Thank you everyone who has taken part in this lively and wide-ranging discussion about bees and bee products.
The importance of bees cannot be understated. In additional to providing honey, their value lies in pollination and ecosystem services, economic value as a source of income and, cultural and religious significance.
We have heard from a number of countries about the range of uses of bee products, including the use of honey in brewing in Kenya, as a medicine or sweetener for traditional medicines, to feeding bee brood to sick bees as medicine. The cost and accessibility of honey was raised in a couple of responses – and, although honey production seems to be available year-round, the general decline and costs of beekeeping has raised the price of honey in some countries.
From a national perspective, there are still a number of countries that do not actively support sustainable beekeeping, or create the right condition for agriculture and apiculture to benefit from each other. Some initiatives were highlighted, such as two World Bank resource projects in Tunisia, which addresses beekeeping as an incoming generating activity. Regional and national initiatives have a critical role to play in sharing knowledge, building capacity and supporting the development of better policies and practices.

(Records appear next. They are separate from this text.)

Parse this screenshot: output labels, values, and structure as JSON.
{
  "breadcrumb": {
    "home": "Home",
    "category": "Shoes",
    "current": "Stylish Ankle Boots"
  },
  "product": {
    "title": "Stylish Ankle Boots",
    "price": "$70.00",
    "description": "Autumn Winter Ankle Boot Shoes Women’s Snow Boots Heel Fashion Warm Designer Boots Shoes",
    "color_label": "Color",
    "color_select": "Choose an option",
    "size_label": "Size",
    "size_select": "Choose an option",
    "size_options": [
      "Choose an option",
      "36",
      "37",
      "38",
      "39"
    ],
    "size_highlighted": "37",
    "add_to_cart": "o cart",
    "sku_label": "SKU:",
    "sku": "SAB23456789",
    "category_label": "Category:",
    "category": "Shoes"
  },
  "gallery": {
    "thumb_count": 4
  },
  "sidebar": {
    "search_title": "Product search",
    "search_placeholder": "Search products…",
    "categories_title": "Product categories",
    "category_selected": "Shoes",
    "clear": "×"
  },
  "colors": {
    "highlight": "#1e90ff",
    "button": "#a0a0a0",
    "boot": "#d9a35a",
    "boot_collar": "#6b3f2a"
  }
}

A number of responses were hopeful about the future of beekeeping. Bella Gabitashvili from Georgia suggests that the number of farmers interested in beekeeping is increasing, but more technical knowledge is required. Florence Egal in Italy gives an example of how beekeeping can be an optimal coping mechanism and livelihood strategy for displaced people and families who have lost livestock due to famine or conflict.
While pollination was not a direct topic of this discussion there is clearly a need for further discussion on pollination services provided by honeybees. In particular, the challenges bees face in terms of habitat loss, invasive species, pathogens, agro-chemicals and climate change. Lal Manavado from Norway provided us with a succinct summary of some of the approaches needed to address some of these issues.
We hope to follow up on the pollination issues next year. In the meantime, please do join the TECA knowledge base and Beekeeping exchange group to continue the discussion on best practices and technologies in the apiculture sector.